#### PROBLEM TO WORK ON:
Can you print every record below exactly as written?

#### GIVEN RECORDS:
__________
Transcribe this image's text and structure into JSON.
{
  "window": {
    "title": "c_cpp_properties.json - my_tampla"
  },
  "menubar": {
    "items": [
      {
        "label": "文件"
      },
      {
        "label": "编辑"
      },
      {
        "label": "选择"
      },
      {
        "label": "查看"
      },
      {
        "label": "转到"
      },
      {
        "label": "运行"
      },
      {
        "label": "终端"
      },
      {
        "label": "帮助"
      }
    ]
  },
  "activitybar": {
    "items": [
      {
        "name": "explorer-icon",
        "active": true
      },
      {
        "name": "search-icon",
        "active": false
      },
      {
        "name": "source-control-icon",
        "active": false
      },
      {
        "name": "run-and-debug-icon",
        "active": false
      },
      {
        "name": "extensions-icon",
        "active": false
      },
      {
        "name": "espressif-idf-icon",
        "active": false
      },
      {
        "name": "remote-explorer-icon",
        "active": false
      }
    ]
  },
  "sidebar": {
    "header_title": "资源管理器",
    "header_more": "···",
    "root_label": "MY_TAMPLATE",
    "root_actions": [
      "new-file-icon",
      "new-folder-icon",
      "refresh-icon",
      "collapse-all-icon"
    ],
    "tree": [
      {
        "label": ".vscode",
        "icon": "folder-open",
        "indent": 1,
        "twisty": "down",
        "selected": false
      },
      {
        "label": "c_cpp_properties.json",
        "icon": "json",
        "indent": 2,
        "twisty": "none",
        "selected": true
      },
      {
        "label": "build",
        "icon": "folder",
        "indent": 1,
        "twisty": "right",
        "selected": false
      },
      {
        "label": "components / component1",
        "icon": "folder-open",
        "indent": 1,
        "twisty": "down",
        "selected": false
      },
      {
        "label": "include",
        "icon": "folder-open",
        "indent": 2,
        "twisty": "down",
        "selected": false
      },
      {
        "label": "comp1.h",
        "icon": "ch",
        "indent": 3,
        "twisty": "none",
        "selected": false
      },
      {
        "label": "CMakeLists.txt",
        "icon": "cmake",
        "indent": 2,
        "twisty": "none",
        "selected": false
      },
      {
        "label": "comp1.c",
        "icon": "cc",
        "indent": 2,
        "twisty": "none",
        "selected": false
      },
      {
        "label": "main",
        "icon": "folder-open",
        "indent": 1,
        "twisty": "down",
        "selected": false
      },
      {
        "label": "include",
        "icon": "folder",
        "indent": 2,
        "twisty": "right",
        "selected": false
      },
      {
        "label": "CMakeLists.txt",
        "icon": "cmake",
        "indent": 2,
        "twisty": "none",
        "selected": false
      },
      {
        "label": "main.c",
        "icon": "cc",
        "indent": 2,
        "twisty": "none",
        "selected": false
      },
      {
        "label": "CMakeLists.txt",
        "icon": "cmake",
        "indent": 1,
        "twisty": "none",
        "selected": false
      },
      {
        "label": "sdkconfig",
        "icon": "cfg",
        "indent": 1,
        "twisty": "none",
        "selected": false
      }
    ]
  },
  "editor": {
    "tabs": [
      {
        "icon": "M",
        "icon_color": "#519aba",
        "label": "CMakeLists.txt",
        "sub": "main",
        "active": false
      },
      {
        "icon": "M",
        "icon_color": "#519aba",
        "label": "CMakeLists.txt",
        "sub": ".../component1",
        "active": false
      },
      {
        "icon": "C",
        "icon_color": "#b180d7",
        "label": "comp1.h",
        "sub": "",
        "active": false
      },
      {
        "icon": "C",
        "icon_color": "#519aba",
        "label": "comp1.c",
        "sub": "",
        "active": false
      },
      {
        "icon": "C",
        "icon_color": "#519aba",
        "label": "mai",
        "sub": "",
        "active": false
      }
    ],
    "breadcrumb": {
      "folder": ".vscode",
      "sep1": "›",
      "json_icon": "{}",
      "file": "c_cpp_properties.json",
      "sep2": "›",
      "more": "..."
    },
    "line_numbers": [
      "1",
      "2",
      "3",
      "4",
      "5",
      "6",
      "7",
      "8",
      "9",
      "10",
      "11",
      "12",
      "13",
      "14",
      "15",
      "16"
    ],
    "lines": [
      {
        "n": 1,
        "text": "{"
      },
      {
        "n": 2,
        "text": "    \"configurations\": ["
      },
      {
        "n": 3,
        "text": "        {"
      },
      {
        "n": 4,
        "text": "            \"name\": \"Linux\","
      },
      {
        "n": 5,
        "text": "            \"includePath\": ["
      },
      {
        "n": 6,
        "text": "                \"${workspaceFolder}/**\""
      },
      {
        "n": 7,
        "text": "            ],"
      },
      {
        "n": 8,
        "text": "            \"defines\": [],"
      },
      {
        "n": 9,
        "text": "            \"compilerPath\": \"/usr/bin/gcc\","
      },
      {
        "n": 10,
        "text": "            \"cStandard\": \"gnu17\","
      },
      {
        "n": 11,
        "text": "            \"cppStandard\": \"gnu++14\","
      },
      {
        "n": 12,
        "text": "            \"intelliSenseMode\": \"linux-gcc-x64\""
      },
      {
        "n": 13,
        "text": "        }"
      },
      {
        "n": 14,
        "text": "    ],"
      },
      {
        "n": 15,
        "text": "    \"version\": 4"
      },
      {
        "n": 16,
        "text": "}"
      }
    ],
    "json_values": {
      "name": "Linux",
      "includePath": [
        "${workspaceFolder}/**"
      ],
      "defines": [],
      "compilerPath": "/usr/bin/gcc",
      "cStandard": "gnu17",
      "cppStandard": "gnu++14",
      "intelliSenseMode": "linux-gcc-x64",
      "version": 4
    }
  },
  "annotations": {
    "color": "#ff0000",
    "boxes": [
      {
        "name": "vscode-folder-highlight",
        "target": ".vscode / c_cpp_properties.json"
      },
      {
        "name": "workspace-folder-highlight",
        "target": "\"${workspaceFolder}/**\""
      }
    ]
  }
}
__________
#### ANSWER BELOW:
Transcribe this image's text and structure into JSON.
{
  "window": {
    "title": "c_cpp_properties.json - my_tampla"
  },
  "menubar": {
    "items": [
      {
        "label": "文件"
      },
      {
        "label": "编辑"
      },
      {
        "label": "选择"
      },
      {
        "label": "查看"
      },
      {
        "label": "转到"
      },
      {
        "label": "运行"
      },
      {
        "label": "终端"
      },
      {
        "label": "帮助"
      }
    ]
  },
  "activitybar": {
    "items": [
      {
        "name": "explorer-icon",
        "active": true
      },
      {
        "name": "search-icon",
        "active": false
      },
      {
        "name": "source-control-icon",
        "active": false
      },
      {
        "name": "run-and-debug-icon",
        "active": false
      },
      {
        "name": "extensions-icon",
        "active": false
      },
      {
        "name": "espressif-idf-icon",
        "active": false
      },
      {
        "name": "remote-explorer-icon",
        "active": false
      }
    ]
  },
  "sidebar": {
    "header_title": "资源管理器",
    "header_more": "···",
    "root_label": "MY_TAMPLATE",
    "root_actions": [
      "new-file-icon",
      "new-folder-icon",
      "refresh-icon",
      "collapse-all-icon"
    ],
    "tree": [
      {
        "label": ".vscode",
        "icon": "folder-open",
        "indent": 1,
        "twisty": "down",
        "selected": false
      },
      {
        "label": "c_cpp_properties.json",
        "icon": "json",
        "indent": 2,
        "twisty": "none",
        "selected": true
      },
      {
        "label": "build",
        "icon": "folder",
        "indent": 1,
        "twisty": "right",
        "selected": false
      },
      {
        "label": "components / component1",
        "icon": "folder-open",
        "indent": 1,
        "twisty": "down",
        "selected": false
      },
      {
        "label": "include",
        "icon": "folder-open",
        "indent": 2,
        "twisty": "down",
        "selected": false
      },
      {
        "label": "comp1.h",
        "icon": "ch",
        "indent": 3,
        "twisty": "none",
        "selected": false
      },
      {
        "label": "CMakeLists.txt",
        "icon": "cmake",
        "indent": 2,
        "twisty": "none",
        "selected": false
      },
      {
        "label": "comp1.c",
        "icon": "cc",
        "indent": 2,
        "twisty": "none",
        "selected": false
      },
      {
        "label": "main",
        "icon": "folder-open",
        "indent": 1,
        "twisty": "down",
        "selected": false
      },
      {
        "label": "include",
        "icon": "folder",
        "indent": 2,
        "twisty": "right",
        "selected": false
      },
      {
        "label": "CMakeLists.txt",
        "icon": "cmake",
        "indent": 2,
        "twisty": "none",
        "selected": false
      },
      {
        "label": "main.c",
        "icon": "cc",
        "indent": 2,
        "twisty": "none",
        "selected": false
      },
      {
        "label": "CMakeLists.txt",
        "icon": "cmake",
        "indent": 1,
        "twisty": "none",
        "selected": false
      },
      {
        "label": "sdkconfig",
        "icon": "cfg",
        "indent": 1,
        "twisty": "none",
        "selected": false
      }
    ]
  },
  "editor": {
    "tabs": [
      {
        "icon": "M",
        "icon_color": "#519aba",
        "label": "CMakeLists.txt",
        "sub": "main",
        "active": false
      },
      {
        "icon": "M",
        "icon_color": "#519aba",
        "label": "CMakeLists.txt",
        "sub": ".../component1",
        "active": false
      },
      {
        "icon": "C",
        "icon_color": "#b180d7",
        "label": "comp1.h",
        "sub": "",
        "active": false
      },
      {
        "icon": "C",
        "icon_color": "#519aba",
        "label": "comp1.c",
        "sub": "",
        "active": false
      },
      {
        "icon": "C",
        "icon_color": "#519aba",
        "label": "mai",
        "sub": "",
        "active": false
      }
    ],
    "breadcrumb": {
      "folder": ".vscode",
      "sep1": "›",
      "json_icon": "{}",
      "file": "c_cpp_properties.json",
      "sep2": "›",
      "more": "..."
    },
    "line_numbers": [
      "1",
      "2",
      "3",
      "4",
      "5",
      "6",
      "7",
      "8",
      "9",
      "10",
      "11",
      "12",
      "13",
      "14",
      "15",
      "16"
    ],
    "lines": [
      {
        "n": 1,
        "text": "{"
      },
      {
        "n": 2,
        "text": "    \"configurations\": ["
      },
      {
        "n": 3,
        "text": "        {"
      },
      {
        "n": 4,
        "text": "            \"name\": \"Linux\","
      },
      {
        "n": 5,
        "text": "            \"includePath\": ["
      },
      {
        "n": 6,
        "text": "                \"${workspaceFolder}/**\""
      },
      {
        "n": 7,
        "text": "            ],"
      },
      {
        "n": 8,
        "text": "            \"defines\": [],"
      },
      {
        "n": 9,
        "text": "            \"compilerPath\": \"/usr/bin/gcc\","
      },
      {
        "n": 10,
        "text": "            \"cStandard\": \"gnu17\","
      },
      {
        "n": 11,
        "text": "            \"cppStandard\": \"gnu++14\","
      },
      {
        "n": 12,
        "text": "            \"intelliSenseMode\": \"linux-gcc-x64\""
      },
      {
        "n": 13,
        "text": "        }"
      },
      {
        "n": 14,
        "text": "    ],"
      },
      {
        "n": 15,
        "text": "    \"version\": 4"
      },
      {
        "n": 16,
        "text": "}"
      }
    ],
    "json_values": {
      "name": "Linux",
      "includePath": [
        "${workspaceFolder}/**"
      ],
      "defines": [],
      "compilerPath": "/usr/bin/gcc",
      "cStandard": "gnu17",
      "cppStandard": "gnu++14",
      "intelliSenseMode": "linux-gcc-x64",
      "version": 4
    }
  },
  "annotations": {
    "color": "#ff0000",
    "boxes": [
      {
        "name": "vscode-folder-highlight",
        "target": ".vscode / c_cpp_properties.json"
      },
      {
        "name": "workspace-folder-highlight",
        "target": "\"${workspaceFolder}/**\""
      }
    ]
  }
}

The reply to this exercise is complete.